* **RECORDS FOR PROCESSING**:
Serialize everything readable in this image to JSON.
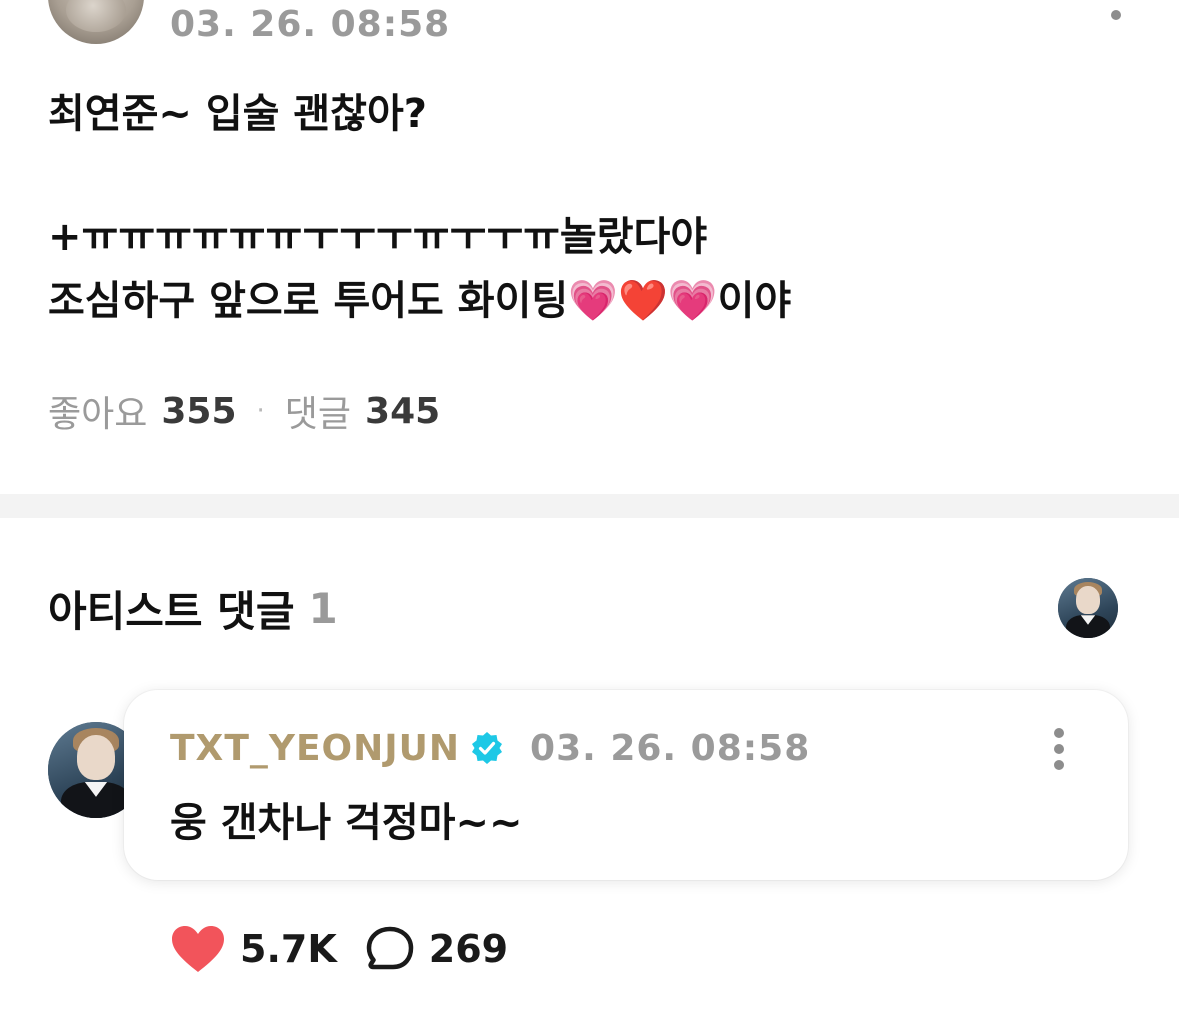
{
  "post": {
    "timestamp": "03. 26. 08:58",
    "line1": "최연준~ 입술 괜찮아?",
    "line2": "+ㅠㅠㅠㅠㅠㅠㅜㅜㅜㅠㅜㅜㅠ놀랐다야",
    "line3": "조심하구 앞으로 투어도 화이팅💗❤️💗이야",
    "likes_label": "좋아요",
    "likes_count": "355",
    "separator": "·",
    "comments_label": "댓글",
    "comments_count": "345"
  },
  "artist_section": {
    "title": "아티스트 댓글",
    "count": "1"
  },
  "artist_comment": {
    "author": "TXT_YEONJUN",
    "timestamp": "03. 26. 08:58",
    "text": "웅 갠차나 걱정마~~",
    "like_count": "5.7K",
    "reply_count": "269"
  },
  "colors": {
    "artist_name": "#b09a6e",
    "verified_badge": "#1ec8e6",
    "heart": "#f2545b",
    "muted_text": "#9a9a9a"
  },
  "icons": [
    "more-vertical-icon",
    "verified-badge-icon",
    "heart-icon",
    "comment-bubble-icon"
  ]
}
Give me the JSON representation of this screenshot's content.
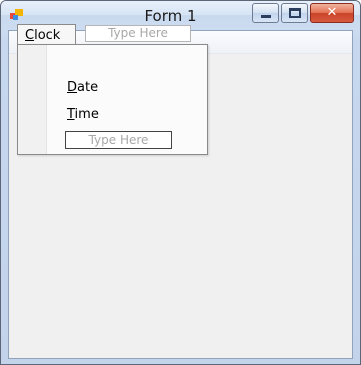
{
  "window": {
    "title": "Form 1",
    "icon": "form-app-icon",
    "controls": {
      "minimize": "minimize-icon",
      "maximize": "maximize-icon",
      "close_label": "✕"
    }
  },
  "menu": {
    "items": [
      {
        "label": "Clock",
        "accel": "C",
        "rest": "lock"
      }
    ],
    "type_here": "Type Here"
  },
  "dropdown": {
    "items": [
      {
        "label": "Date",
        "accel": "D",
        "rest": "ate"
      },
      {
        "label": "Time",
        "accel": "T",
        "rest": "ime"
      }
    ],
    "type_here": "Type Here"
  },
  "colors": {
    "titlebar": "#d6e4f5",
    "client_bg": "#f0f0f0",
    "close_button": "#d85a3e",
    "placeholder_text": "#a8a8a8"
  }
}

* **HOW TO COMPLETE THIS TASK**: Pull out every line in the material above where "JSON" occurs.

* **EXERCISE OUTPUT**:
Serialize everything readable in this image to JSON.
Give me the JSON representation of this screenshot's content.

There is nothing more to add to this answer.